Can't create/write to file '\\sqla3fe_0.ism'.

The preceding error is a typical message for Windows; the Unix message is similar.

One fix is to start mysqld with the --tmpdir option or to add the option to the [mysqld] section of your option file. For example, to specify a directory of C:\temp, use these lines:


The C:\temp directory must exist and have sufficient space for the MySQL server to write to. See Section 4.2.6, “Using Option Files”.

Another cause of this error can be permissions issues. Make sure that the MySQL server can write to the tmpdir directory.

Check also the error code that you get with perror. One reason the server cannot write to a table is that the file system is full:

shell> perror 28
OS error code  28:  No space left on device

If you get an error of the following type during startup, it indicates that the file system or directory used for storing data files is write protected. Provided that the write error is to a test file, the error is not serious and can be safely ignored.

Can't create test file /usr/local/mysql/data/master.lower-test

User Comments
User comments in this section are, as the name implies, provided by MySQL users.
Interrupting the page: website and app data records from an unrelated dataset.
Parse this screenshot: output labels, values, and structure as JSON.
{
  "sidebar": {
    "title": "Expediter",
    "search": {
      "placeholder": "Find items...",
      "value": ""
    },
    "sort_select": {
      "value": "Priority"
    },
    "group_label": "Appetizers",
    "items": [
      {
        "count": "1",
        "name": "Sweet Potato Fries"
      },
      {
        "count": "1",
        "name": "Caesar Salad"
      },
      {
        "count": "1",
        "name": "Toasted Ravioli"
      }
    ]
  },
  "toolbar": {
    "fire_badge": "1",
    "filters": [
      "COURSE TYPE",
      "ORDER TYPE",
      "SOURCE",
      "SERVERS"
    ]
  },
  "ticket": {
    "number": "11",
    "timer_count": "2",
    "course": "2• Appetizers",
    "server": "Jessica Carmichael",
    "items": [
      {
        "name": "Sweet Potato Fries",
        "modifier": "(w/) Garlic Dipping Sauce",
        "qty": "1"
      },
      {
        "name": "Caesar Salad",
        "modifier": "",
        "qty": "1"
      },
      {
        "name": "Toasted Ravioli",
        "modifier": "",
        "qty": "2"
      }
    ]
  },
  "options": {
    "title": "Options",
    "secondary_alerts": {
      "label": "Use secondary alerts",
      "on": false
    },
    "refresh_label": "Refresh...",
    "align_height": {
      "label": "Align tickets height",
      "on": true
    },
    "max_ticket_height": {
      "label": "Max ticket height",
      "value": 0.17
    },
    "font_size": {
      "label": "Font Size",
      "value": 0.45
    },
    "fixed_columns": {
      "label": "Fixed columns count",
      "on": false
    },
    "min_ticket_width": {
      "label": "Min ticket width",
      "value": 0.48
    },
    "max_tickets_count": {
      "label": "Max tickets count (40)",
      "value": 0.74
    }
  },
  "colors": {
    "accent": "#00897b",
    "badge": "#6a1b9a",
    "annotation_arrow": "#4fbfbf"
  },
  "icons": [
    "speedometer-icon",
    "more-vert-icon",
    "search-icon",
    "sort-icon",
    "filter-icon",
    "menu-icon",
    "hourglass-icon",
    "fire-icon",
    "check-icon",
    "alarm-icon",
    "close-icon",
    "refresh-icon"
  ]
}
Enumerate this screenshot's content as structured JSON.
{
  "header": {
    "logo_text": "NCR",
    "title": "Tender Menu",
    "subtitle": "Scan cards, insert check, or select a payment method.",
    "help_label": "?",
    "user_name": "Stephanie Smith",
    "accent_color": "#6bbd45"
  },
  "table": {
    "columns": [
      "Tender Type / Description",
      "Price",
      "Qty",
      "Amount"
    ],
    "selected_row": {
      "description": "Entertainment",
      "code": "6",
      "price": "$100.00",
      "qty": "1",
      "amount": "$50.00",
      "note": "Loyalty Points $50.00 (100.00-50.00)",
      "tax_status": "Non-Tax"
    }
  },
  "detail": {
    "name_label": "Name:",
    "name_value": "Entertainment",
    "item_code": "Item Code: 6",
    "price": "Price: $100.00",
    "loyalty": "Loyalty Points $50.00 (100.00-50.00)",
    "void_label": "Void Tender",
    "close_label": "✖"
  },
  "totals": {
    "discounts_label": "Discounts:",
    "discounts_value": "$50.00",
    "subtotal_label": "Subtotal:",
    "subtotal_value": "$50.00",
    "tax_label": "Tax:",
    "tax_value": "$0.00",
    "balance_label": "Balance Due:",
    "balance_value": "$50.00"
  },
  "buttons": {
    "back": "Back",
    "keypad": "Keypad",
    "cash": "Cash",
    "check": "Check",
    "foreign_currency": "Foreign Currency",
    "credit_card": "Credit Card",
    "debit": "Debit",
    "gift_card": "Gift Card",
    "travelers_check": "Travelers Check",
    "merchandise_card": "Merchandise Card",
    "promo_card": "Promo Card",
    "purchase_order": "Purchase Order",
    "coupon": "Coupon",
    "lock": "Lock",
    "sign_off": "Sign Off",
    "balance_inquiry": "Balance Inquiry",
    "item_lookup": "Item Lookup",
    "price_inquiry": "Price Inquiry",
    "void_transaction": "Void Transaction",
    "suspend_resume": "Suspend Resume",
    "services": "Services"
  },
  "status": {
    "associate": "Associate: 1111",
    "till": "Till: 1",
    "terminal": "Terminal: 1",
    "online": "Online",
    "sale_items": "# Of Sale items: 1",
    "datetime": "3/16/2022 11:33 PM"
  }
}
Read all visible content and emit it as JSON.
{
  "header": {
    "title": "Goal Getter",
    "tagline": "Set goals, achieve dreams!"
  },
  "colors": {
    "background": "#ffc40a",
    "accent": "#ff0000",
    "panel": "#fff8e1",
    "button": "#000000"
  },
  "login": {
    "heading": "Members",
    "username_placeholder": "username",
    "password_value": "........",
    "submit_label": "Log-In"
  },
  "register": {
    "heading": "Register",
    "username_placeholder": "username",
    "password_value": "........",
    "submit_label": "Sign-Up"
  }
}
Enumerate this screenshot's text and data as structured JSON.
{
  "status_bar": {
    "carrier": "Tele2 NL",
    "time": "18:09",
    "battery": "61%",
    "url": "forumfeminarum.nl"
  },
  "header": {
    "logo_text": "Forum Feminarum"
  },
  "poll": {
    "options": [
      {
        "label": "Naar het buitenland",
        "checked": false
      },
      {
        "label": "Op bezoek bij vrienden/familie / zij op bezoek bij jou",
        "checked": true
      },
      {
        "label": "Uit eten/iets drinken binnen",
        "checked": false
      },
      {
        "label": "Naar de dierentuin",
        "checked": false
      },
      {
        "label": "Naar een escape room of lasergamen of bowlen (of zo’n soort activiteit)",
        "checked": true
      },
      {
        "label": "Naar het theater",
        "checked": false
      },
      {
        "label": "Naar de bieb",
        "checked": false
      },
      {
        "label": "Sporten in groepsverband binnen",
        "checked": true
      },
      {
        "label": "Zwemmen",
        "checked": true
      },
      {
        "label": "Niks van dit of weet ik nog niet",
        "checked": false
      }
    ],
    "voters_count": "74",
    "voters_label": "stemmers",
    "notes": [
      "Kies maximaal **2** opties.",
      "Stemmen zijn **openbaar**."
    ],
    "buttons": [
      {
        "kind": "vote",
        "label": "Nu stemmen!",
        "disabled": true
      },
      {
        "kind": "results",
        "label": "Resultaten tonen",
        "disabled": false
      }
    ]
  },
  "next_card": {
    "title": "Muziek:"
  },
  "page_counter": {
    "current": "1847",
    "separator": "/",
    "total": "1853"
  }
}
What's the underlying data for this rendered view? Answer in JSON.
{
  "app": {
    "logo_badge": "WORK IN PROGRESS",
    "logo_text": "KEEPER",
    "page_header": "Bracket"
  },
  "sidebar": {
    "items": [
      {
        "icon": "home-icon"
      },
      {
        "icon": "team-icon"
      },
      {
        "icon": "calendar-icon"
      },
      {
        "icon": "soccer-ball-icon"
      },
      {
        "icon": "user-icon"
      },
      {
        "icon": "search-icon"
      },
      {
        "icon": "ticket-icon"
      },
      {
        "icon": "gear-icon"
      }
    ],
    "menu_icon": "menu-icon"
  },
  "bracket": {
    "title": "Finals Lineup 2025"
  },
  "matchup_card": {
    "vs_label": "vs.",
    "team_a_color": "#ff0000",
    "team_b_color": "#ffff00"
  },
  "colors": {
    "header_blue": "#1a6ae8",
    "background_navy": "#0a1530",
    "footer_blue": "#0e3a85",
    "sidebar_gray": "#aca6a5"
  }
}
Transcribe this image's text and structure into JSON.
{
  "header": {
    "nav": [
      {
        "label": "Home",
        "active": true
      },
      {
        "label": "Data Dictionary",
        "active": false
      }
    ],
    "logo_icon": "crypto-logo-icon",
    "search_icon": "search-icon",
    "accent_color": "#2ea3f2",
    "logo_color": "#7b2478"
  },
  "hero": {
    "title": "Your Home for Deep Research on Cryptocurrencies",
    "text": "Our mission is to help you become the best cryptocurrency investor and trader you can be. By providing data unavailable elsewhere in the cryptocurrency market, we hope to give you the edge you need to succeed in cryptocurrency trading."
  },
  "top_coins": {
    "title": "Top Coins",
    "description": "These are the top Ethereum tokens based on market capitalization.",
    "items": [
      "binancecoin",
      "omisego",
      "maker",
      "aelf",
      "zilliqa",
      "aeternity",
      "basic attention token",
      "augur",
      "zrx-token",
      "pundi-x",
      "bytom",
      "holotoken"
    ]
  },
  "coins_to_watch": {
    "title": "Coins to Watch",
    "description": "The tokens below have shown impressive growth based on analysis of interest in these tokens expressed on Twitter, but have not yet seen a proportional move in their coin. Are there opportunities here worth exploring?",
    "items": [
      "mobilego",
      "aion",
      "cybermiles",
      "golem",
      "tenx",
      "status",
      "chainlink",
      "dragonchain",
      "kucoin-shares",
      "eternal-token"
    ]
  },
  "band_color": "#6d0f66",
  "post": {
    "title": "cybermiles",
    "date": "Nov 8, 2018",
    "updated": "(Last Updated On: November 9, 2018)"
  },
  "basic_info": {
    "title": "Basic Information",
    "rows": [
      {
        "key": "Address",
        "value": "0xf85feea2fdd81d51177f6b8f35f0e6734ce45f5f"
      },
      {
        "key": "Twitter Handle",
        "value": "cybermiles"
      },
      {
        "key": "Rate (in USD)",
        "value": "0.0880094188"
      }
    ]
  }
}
The MySQL documentation team is not responsible for, nor do they endorse, any of the information provided here.
  Posted by Dong Guo on December 8, 2011
If you are using RHEL or CentOS, it may be caused by SELinux firewall settings.
  Posted by curtis pastore on January 11, 2012
Here is a good link that really helped me out with SE linux
  Posted by don le quy on May 5, 2013
in Mac OS, if you made changes to folder temp (delete, recreate), the owner of folder "temp" should be changed, so mysql can not make changes with it

we have to change owner of folder "temp" to "nobody"

open terminal and enter without ""

"sudo chown nobody /applications/xampp/xamppfiles/temp"
then enter your computer's password

/applications/xampp/xamppfiles/temp is link to your folder "temp"
  Posted by Karthick Subramanian on August 19, 2016
For CentOS/RHEL (7), this is due to SElinux.

Connect to mysql:

MariaDB [(none)]> show variables like '%dir%';
| Variable_name | Value |
| aria_sync_log_dir | NEWFILE |
| basedir | /usr/ |
| binlog_direct_non_transactional_updates | OFF |
| character_sets_dir | /usr/share/mysql/charsets/ |
| datadir | /var/lib/mysql/ |
| ignore_db_dirs | |
| innodb_data_home_dir | |
| innodb_log_arch_dir | ./ |
| innodb_log_group_home_dir | ./ |
| innodb_max_dirty_pages_pct | 50.000000 |
| innodb_max_dirty_pages_pct_lwm | 0.001000 |
| innodb_tmpdir | |
| innodb_undo_directory | . |
| lc_messages_dir | |
| plugin_dir | /usr/lib64/mysql/plugin/ |
| slave_load_tmpdir | /tmp |
| tmpdir | /tmp |
| wsrep_data_home_dir | /var/lib/mysql/ |
| wsrep_dirty_reads | OFF |

Once you locate the tmpdir location(/tmp in my example), you can go back to shell prompt:

# ls -lZ /tmp
-rw-------. root root system_u:object_r:rpm_tmpfs_t:s0 yum_save_tx.2016-08-18.06-35.AdDY3e.yumtx

# semanage fcontext -a -t mysqld_db_t "/tmp(/.*)?"

# grep -i mysql /etc/selinux/targeted/contexts/files/file_contexts.local
/usr/share/cracklib(/.*)? system_u:object_r:mysqld_etc_t:s0
/tmp(/.*)? system_u:object_r:mysqld_db_t:s0

# restorecon -R -v /tmp
restorecon reset /tmp context system_u:object_r:tmpfs_t:s0->system_u:object_r:tmp_t:s0
restorecon reset /tmp/yum_save_tx.2016-08-18.06-35.AdDY3e.yumtx context system_u:object_r:rpm_tmpfs_t:s0->system_u:object_r:mysqld_db_t:s0

# systemctl restart mariadb

# ls -lZ /tmp
-rw-------. root root system_u:object_r:mysqld_db_t:s0 yum_save_tx.2016-08-18.06-35.AdDY3e.yumtx

That's it!

Note: Change the MariaDB to mysql, syntax/command is same.
  Posted by John Little on February 26, 2018
On Ubuntu, apparmor can cause this error. (It has a similar role as SELinux.)

The Ubuntu apparmor defaults for mysql limit the directories the mysqld process can write to.


If the world can't access your mysql so you don't care,

sudo aa-complain /usr/sbin/mysqld

puts mysqld in complain mode, a message in a system log only, rather than enforce mode.